-- Opening Marker --

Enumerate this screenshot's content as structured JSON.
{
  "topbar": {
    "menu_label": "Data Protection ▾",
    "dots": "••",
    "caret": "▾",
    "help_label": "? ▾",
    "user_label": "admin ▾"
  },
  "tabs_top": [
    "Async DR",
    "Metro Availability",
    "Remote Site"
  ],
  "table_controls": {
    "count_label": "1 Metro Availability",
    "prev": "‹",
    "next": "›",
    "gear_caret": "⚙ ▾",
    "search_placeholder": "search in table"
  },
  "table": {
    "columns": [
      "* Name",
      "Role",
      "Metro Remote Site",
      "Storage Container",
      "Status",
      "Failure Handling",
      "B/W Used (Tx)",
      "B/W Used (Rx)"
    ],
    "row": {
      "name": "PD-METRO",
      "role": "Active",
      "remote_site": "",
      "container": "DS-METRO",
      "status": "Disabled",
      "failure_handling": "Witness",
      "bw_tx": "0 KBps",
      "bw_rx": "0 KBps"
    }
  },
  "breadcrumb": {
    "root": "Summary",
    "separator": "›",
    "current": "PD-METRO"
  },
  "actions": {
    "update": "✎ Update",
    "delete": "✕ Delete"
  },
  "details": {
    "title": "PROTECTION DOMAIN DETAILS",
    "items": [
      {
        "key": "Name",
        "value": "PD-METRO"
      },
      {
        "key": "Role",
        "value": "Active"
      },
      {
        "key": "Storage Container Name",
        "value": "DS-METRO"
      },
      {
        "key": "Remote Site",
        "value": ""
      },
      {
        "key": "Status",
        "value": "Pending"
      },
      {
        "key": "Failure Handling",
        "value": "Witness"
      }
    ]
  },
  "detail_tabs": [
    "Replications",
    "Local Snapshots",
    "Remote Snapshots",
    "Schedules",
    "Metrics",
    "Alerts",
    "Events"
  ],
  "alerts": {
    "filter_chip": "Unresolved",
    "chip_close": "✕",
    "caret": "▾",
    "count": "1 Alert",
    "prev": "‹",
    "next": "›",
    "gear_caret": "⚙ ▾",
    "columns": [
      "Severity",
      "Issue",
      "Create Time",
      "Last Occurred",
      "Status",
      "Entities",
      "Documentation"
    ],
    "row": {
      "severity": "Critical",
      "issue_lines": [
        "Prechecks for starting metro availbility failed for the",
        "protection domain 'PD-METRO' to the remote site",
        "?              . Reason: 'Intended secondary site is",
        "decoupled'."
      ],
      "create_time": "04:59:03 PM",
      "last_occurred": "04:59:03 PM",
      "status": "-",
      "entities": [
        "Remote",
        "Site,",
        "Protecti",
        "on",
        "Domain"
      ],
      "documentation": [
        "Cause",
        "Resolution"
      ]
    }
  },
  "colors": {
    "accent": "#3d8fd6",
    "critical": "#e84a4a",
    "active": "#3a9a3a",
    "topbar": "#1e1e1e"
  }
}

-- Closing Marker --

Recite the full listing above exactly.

Enumerate this screenshot's content as structured JSON.
{
  "topbar": {
    "menu_label": "Data Protection ▾",
    "dots": "••",
    "caret": "▾",
    "help_label": "? ▾",
    "user_label": "admin ▾"
  },
  "tabs_top": [
    "Async DR",
    "Metro Availability",
    "Remote Site"
  ],
  "table_controls": {
    "count_label": "1 Metro Availability",
    "prev": "‹",
    "next": "›",
    "gear_caret": "⚙ ▾",
    "search_placeholder": "search in table"
  },
  "table": {
    "columns": [
      "* Name",
      "Role",
      "Metro Remote Site",
      "Storage Container",
      "Status",
      "Failure Handling",
      "B/W Used (Tx)",
      "B/W Used (Rx)"
    ],
    "row": {
      "name": "PD-METRO",
      "role": "Active",
      "remote_site": "",
      "container": "DS-METRO",
      "status": "Disabled",
      "failure_handling": "Witness",
      "bw_tx": "0 KBps",
      "bw_rx": "0 KBps"
    }
  },
  "breadcrumb": {
    "root": "Summary",
    "separator": "›",
    "current": "PD-METRO"
  },
  "actions": {
    "update": "✎ Update",
    "delete": "✕ Delete"
  },
  "details": {
    "title": "PROTECTION DOMAIN DETAILS",
    "items": [
      {
        "key": "Name",
        "value": "PD-METRO"
      },
      {
        "key": "Role",
        "value": "Active"
      },
      {
        "key": "Storage Container Name",
        "value": "DS-METRO"
      },
      {
        "key": "Remote Site",
        "value": ""
      },
      {
        "key": "Status",
        "value": "Pending"
      },
      {
        "key": "Failure Handling",
        "value": "Witness"
      }
    ]
  },
  "detail_tabs": [
    "Replications",
    "Local Snapshots",
    "Remote Snapshots",
    "Schedules",
    "Metrics",
    "Alerts",
    "Events"
  ],
  "alerts": {
    "filter_chip": "Unresolved",
    "chip_close": "✕",
    "caret": "▾",
    "count": "1 Alert",
    "prev": "‹",
    "next": "›",
    "gear_caret": "⚙ ▾",
    "columns": [
      "Severity",
      "Issue",
      "Create Time",
      "Last Occurred",
      "Status",
      "Entities",
      "Documentation"
    ],
    "row": {
      "severity": "Critical",
      "issue_lines": [
        "Prechecks for starting metro availbility failed for the",
        "protection domain 'PD-METRO' to the remote site",
        "?              . Reason: 'Intended secondary site is",
        "decoupled'."
      ],
      "create_time": "04:59:03 PM",
      "last_occurred": "04:59:03 PM",
      "status": "-",
      "entities": [
        "Remote",
        "Site,",
        "Protecti",
        "on",
        "Domain"
      ],
      "documentation": [
        "Cause",
        "Resolution"
      ]
    }
  },
  "colors": {
    "accent": "#3d8fd6",
    "critical": "#e84a4a",
    "active": "#3a9a3a",
    "topbar": "#1e1e1e"
  }
}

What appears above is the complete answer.